══ Given records
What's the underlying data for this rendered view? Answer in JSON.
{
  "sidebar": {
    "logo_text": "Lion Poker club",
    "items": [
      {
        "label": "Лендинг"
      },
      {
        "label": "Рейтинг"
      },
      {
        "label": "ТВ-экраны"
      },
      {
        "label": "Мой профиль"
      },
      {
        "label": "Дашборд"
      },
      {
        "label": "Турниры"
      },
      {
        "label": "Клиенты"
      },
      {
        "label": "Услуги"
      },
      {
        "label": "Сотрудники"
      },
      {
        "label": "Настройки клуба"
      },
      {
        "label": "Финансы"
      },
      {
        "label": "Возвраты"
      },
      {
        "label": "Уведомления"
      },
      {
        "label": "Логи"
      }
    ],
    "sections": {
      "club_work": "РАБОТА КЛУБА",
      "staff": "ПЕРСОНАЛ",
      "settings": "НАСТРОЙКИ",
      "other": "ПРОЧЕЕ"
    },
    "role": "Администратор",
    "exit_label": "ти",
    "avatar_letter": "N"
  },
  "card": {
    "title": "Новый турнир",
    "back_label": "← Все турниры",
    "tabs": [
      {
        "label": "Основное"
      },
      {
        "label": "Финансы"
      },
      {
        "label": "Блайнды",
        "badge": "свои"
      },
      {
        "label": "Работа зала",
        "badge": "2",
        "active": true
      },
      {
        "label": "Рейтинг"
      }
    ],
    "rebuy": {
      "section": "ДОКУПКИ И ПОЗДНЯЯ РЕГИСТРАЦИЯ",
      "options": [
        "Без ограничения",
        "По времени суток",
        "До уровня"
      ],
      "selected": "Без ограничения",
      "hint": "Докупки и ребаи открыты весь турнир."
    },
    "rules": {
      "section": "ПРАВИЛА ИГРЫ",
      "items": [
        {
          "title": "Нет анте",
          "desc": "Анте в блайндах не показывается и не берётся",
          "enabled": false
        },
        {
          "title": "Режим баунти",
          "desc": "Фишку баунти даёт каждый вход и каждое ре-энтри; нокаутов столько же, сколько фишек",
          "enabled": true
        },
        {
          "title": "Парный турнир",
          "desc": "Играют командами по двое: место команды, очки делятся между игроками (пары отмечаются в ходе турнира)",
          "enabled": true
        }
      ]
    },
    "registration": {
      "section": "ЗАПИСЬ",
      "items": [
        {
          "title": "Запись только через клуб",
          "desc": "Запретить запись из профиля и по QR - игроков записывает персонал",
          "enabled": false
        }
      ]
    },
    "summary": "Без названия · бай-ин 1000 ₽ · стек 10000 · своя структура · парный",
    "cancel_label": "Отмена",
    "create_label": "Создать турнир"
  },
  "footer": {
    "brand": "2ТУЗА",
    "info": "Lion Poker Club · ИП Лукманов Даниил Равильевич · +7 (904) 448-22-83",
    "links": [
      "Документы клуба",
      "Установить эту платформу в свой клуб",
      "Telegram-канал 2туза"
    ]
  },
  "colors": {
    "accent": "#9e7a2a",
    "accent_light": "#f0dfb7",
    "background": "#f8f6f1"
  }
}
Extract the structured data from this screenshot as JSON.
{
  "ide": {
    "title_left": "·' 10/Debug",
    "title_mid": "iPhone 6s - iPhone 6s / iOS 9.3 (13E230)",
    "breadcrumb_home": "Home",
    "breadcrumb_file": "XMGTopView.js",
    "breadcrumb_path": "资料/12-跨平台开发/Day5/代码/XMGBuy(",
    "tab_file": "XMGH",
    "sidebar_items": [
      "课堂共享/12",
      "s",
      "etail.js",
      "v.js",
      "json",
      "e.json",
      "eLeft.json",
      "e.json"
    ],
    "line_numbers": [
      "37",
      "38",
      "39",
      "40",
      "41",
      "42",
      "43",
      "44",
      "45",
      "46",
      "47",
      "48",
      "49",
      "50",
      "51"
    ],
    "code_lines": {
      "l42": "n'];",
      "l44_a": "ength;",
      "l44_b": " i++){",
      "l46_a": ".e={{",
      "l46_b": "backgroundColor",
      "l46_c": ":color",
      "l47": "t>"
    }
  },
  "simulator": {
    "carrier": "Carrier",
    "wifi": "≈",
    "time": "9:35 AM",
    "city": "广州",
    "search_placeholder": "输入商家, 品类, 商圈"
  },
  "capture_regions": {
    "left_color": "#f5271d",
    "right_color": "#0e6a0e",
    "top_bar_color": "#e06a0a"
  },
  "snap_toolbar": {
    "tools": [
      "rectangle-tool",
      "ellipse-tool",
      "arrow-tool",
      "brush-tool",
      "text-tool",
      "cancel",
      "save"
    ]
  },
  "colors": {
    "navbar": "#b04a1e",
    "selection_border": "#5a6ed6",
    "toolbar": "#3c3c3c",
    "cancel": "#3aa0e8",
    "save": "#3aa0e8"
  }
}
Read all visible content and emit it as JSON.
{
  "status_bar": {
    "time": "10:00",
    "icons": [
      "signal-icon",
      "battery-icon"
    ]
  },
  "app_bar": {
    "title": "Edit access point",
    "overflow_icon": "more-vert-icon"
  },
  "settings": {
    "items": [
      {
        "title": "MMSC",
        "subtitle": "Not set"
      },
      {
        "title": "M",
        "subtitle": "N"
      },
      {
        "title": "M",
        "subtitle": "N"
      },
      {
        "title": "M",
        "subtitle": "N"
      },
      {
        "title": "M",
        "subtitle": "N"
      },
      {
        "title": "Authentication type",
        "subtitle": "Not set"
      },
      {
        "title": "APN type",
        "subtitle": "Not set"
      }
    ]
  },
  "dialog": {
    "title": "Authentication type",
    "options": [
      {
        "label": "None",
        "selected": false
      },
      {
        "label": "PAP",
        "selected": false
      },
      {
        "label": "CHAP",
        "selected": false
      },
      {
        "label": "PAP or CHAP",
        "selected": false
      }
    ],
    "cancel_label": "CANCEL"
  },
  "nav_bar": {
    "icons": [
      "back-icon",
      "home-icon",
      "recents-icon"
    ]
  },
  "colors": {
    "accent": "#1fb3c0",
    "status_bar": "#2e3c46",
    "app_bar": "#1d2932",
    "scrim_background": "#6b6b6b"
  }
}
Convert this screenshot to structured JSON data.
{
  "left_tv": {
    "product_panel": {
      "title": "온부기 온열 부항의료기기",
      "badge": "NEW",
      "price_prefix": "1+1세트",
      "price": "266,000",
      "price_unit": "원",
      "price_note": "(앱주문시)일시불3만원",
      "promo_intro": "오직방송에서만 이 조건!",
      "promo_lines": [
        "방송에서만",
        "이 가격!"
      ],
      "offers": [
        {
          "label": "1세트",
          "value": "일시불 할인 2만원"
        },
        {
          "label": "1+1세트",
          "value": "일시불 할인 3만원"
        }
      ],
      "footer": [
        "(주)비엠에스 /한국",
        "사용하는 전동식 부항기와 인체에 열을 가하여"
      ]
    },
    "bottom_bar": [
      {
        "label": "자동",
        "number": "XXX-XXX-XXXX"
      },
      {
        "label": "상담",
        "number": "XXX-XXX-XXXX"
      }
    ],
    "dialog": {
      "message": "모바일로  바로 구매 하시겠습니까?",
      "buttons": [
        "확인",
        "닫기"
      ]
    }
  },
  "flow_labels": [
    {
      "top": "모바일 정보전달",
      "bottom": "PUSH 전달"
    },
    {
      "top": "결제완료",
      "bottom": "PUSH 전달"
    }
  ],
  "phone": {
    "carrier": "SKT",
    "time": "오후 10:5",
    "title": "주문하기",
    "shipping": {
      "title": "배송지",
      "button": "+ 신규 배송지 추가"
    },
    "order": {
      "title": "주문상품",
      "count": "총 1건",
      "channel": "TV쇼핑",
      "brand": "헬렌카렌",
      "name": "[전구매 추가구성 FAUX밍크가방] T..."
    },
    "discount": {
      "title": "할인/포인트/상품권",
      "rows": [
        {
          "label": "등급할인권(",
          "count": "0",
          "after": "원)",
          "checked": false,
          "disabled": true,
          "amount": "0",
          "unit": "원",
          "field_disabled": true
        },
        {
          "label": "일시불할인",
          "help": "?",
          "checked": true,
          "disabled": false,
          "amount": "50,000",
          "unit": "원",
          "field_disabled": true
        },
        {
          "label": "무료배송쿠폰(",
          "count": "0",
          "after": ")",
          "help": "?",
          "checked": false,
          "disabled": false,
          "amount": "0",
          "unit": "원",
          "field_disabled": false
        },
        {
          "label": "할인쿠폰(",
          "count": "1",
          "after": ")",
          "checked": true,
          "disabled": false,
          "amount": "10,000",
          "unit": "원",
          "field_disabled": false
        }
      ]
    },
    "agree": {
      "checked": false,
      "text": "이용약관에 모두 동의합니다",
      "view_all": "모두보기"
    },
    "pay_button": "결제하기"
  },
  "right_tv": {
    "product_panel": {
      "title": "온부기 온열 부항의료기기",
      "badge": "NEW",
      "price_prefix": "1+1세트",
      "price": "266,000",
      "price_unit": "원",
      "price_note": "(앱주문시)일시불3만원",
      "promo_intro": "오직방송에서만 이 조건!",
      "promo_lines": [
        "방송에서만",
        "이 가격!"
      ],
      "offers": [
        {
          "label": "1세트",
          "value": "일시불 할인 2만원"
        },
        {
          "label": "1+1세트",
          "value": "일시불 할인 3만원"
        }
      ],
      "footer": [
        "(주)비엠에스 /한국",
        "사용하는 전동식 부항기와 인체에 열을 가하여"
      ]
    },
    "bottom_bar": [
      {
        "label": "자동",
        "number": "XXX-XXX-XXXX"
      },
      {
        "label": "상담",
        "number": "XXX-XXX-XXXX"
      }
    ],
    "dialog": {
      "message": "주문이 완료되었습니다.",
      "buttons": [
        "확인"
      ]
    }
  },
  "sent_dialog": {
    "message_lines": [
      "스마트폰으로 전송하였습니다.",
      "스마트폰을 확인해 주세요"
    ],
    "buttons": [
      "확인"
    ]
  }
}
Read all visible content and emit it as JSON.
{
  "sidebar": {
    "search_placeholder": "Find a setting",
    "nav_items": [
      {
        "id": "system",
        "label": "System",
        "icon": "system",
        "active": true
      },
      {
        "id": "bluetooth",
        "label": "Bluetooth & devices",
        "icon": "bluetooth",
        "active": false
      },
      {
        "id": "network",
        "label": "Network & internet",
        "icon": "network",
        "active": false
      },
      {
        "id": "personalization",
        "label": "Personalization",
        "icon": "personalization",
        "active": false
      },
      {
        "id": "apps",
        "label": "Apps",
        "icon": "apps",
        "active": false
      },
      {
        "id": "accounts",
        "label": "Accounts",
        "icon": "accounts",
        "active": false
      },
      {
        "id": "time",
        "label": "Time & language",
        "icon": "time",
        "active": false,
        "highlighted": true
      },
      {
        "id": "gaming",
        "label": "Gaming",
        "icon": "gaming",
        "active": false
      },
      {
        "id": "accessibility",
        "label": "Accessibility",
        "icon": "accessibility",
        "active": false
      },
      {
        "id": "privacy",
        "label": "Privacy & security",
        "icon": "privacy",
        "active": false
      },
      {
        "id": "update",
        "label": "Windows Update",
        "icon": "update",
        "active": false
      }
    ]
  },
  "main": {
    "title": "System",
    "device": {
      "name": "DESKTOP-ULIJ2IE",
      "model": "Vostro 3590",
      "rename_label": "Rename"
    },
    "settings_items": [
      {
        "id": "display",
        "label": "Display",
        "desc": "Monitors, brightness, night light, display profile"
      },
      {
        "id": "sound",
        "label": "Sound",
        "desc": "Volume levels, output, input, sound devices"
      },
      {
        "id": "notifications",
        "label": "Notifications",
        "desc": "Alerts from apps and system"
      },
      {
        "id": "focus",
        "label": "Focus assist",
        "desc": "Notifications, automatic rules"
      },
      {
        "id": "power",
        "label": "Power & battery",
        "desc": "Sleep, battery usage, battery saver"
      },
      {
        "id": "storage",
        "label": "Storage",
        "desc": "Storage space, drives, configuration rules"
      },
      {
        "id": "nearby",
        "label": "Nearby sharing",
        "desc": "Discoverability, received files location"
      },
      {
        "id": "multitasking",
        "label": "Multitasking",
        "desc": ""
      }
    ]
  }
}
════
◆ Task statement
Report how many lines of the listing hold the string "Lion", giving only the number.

◆ Result
2